Skip to main content

On Dec. 6, Georgia faces its second U.S. Senate runoff election in two years, and the political outcome will be of enormous consequence. In the previous 2020-2021 runoff, two Democrats, Raphael Warnock and Jon Ossoff, defeated their Republican opponents, incumbent Sens. Kelly Loeffler and David Perdue. Their election led to Democratic control of the Senate. This time around, Warnock, the incumbent, is being challenged by Republican Herschel Walker. Although the Democrats have succeeded in obtaining 50 seats, the runoff still has major implications in how and what Senate decisions will be made. A majority of 51 for the Democrats rather than a 50-50 split can change the composition of Senate committees, influence negotiations within the Democratic caucus over particular votes, and create a little breathing space for unforeseen circumstances such as the death or retirement of a senator.

kroger workers

While there are some different circumstances from the 2020 Senate race — only four weeks between the general election and the runoff this time as opposed to nine weeks in 2020 — both the Democratic and Republican parties are nevertheless pouring enormous resources, including money and volunteers, into this abridged campaign. Predictions are that the ground game will be the difference, even more so than in 2020.

One of the key sets of players in that ground game will be domestic workers. In 2020, domestic workers, through the National Domestic Workers Alliance (NDWA) and its political arm Care in Action, were able to either phone, send mail or reach out in person to more than 5.85 million voters. They knocked on more than 1 million doors. In the process, they identified themselves as domestic workers or care workers and said they were part of an organization promoting domestic work issues. The pitch strongly resonated. “Care is a motivating issue,” argues Ai-jen Poo, the co-founder and president of the NDWA and senior adviser to Care in Action.

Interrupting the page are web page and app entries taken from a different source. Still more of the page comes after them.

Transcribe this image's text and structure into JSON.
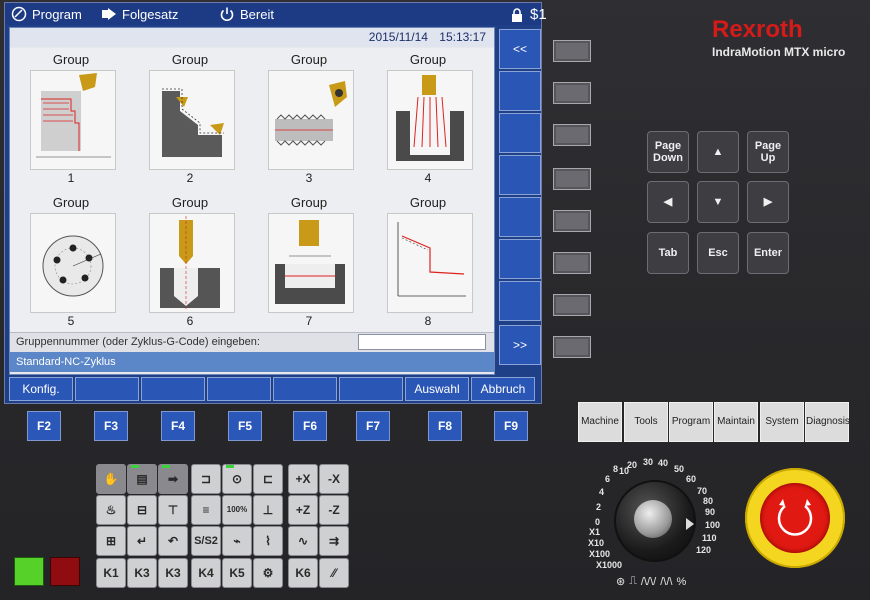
{
  "status": {
    "program_label": "Program",
    "folgesatz_label": "Folgesatz",
    "bereit_label": "Bereit",
    "channel": "$1"
  },
  "datetime": {
    "date": "2015/11/14",
    "time": "15:13:17"
  },
  "groups": [
    {
      "label": "Group",
      "number": "1"
    },
    {
      "label": "Group",
      "number": "2"
    },
    {
      "label": "Group",
      "number": "3"
    },
    {
      "label": "Group",
      "number": "4"
    },
    {
      "label": "Group",
      "number": "5"
    },
    {
      "label": "Group",
      "number": "6"
    },
    {
      "label": "Group",
      "number": "7"
    },
    {
      "label": "Group",
      "number": "8"
    }
  ],
  "input": {
    "prompt": "Gruppennummer (oder Zyklus-G-Code) eingeben:",
    "value": ""
  },
  "nc_title": "Standard-NC-Zyklus",
  "vertical_softkeys": {
    "top": "<<",
    "bottom": ">>"
  },
  "horizontal_softkeys": {
    "konfig": "Konfig.",
    "auswahl": "Auswahl",
    "abbruch": "Abbruch"
  },
  "brand": {
    "name": "Rexroth",
    "model": "IndraMotion MTX micro"
  },
  "nav_keys": {
    "page_down": "Page Down",
    "page_up": "Page Up",
    "tab": "Tab",
    "esc": "Esc",
    "enter": "Enter"
  },
  "function_keys": [
    "F2",
    "F3",
    "F4",
    "F5",
    "F6",
    "F7",
    "F8",
    "F9"
  ],
  "mode_keys": [
    "Machine",
    "Tools",
    "Program",
    "Maintain",
    "System",
    "Diagnosis"
  ],
  "operator_keys": {
    "k_labels": [
      "K1",
      "K3",
      "K3",
      "K4",
      "K5",
      "K6"
    ],
    "plus_x": "+X",
    "minus_x": "-X",
    "plus_z": "+Z",
    "minus_z": "-Z",
    "s_over_s": "S/S2",
    "percent": "100%"
  },
  "dial": {
    "scale": [
      "0",
      "2",
      "4",
      "6",
      "8",
      "10",
      "20",
      "30",
      "40",
      "50",
      "60",
      "70",
      "80",
      "90",
      "100",
      "110",
      "120"
    ],
    "multipliers": [
      "X1",
      "X10",
      "X100",
      "X1000"
    ],
    "percent_sign": "%"
  }
}
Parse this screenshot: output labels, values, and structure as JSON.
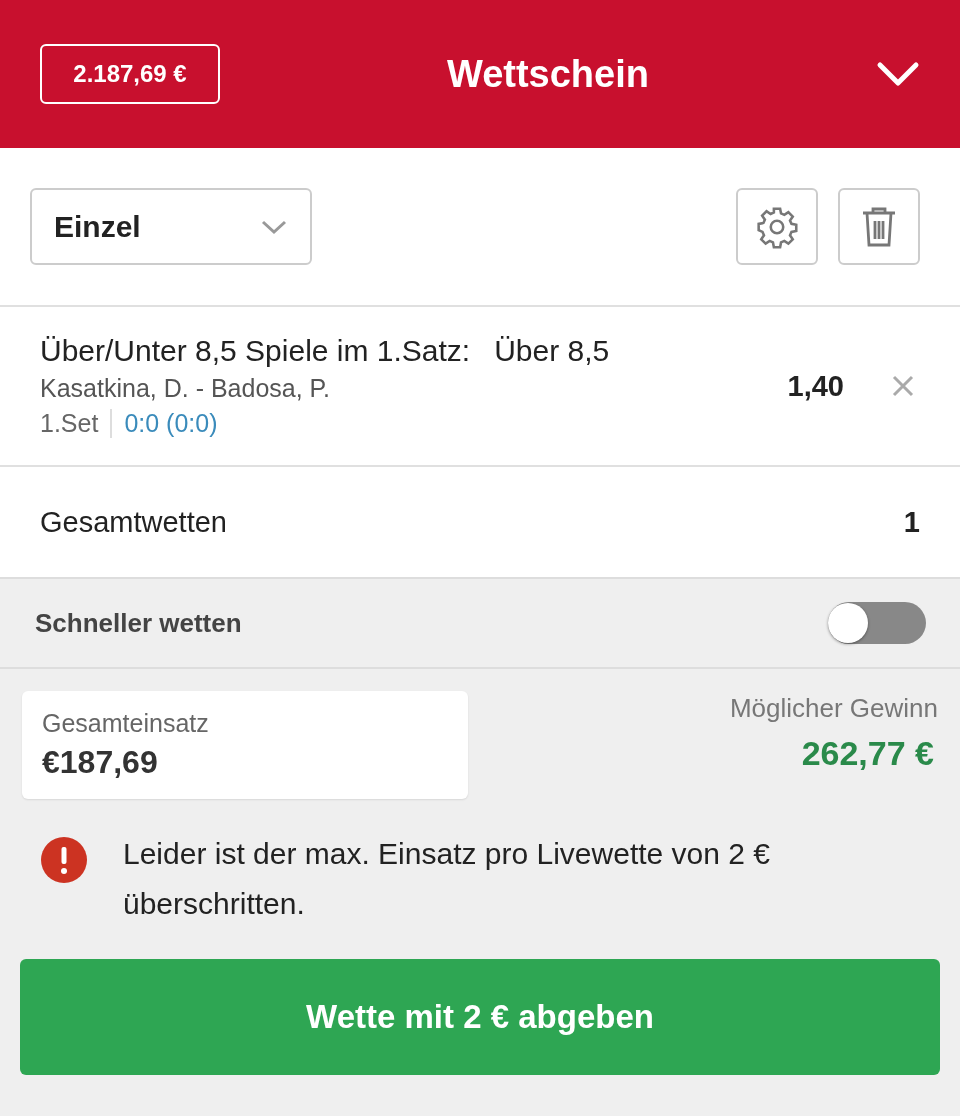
{
  "header": {
    "balance": "2.187,69 €",
    "title": "Wettschein"
  },
  "toolbar": {
    "bet_type": "Einzel"
  },
  "selection": {
    "market": "Über/Unter 8,5 Spiele im 1.Satz:",
    "pick": "Über 8,5",
    "event": "Kasatkina, D. - Badosa, P.",
    "period": "1.Set",
    "score": "0:0 (0:0)",
    "odds": "1,40"
  },
  "total_bets": {
    "label": "Gesamtwetten",
    "value": "1"
  },
  "quick_bet": {
    "label": "Schneller wetten",
    "on": false
  },
  "stake": {
    "label": "Gesamteinsatz",
    "value": "€187,69"
  },
  "winnings": {
    "label": "Möglicher Gewinn",
    "value": "262,77 €"
  },
  "warning": "Leider ist der max. Einsatz pro Livewette von 2 € überschritten.",
  "submit": "Wette mit 2 € abgeben"
}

This time around, with such a short time frame in which to get people to the polls, groups like Care in Action and their domestic worker constituency are essential to generate turnout. Their leaders see themselves as part of a multiracial and multigenerational coalition that has reached out directly to their primary constituency of African Americans, Latinos, Asian Americans, Pacific Islanders and younger people. In doing so, they have often gotten a positive response. The coalition says their review of voting records in the 2021 runoff showed those they contacted voted at three times the rate of other Georgia voters.

Scroll to Continue

Recommended Articles

One reason for their effectiveness might be that domestic workers are so embedded in everyday life. They include home care workers, home cleaners and child care workers. They are the fastest growing segment of the labor market. Care in Action Executive Director Hillary Holley, who grew up in Georgia’s Gwinnett County, which itself mirrored Georgia’s shift from red to purple, argues that domestic workers are “the people who literally keep this country running. They’re the nannies, they’re the house cleaners, they’re the home care workers who take care of our children, our loved ones who are aging, and our people who need some support in their daily lives.” In addition to Georgia, Care in Action is organizing in seven other states (and expanding its base into more). For the runoff, domestic workers from South Carolina traveled to Georgia to join the door knocking effort.

There are more than 2.2 million domestic workers in the U.S., according to the U.S. Bureau of Labor Statistics. But that number represents a substantial undercount, since it’s dependent on tax-related information, and many domestic workers are paid under the table. Some 90% are women, just over half (51.3%) are Black, Hispanic or Asian American and Pacific Islander women, and about a third are immigrants, more than twice the number of other U.S. workers, according to a study conducted by the Economic Policy Institute and released last week. According to EPI, the median wage of a domestic worker is $13.79 per hour, much less than other workers (whose median wage is $21.76 per hour). Domestic workers are three times as likely to live in poverty than other workers and almost equally as likely to either be in poverty or above the poverty line but still without sufficient income to make ends meet, as the EPI study points out.

Yet domestic workers have long been engaged in political organizing and for social justice, despite the enormous obstacles they’ve long faced. Rosa Parks started work as a maid and knew many of the domestic workers who joined the first bus boycott in Montgomery, Alabama. In the 1960s, under the leadership of Georgian Dorothy Bolden, a one-time domestic worker, the National Domestic Workers Union of America (NDWUA) was established, with a base of 10,000 domestic workers in Atlanta. Along with parallel organizations like the National Welfare Rights Organization, Bolden and NDWUA promoted an economic as well as racial justice agenda and became a strong political force. To join NDWUA, Bolden insisted, one had to be a domestic worker and had to vote.

Bolden and the NDWUA became the inspiration and a model for Ai-jen Poo, as well as for Care in Action leaders like Holley and Nikema Williams, who now represents the seat in Congress that had been held by the late John Lewis. The 120,000 domestic workers now engaged with the National Domestic Workers Alliance see themselves as domestic worker advocates and political actors. And while they are not the only political actors doing the ground game in Georgia — the national Democratic and Republican Party organizations have far more resources, including their paid volunteers — they have become a presence in determining the outcome on Dec. 6.

Capital & Main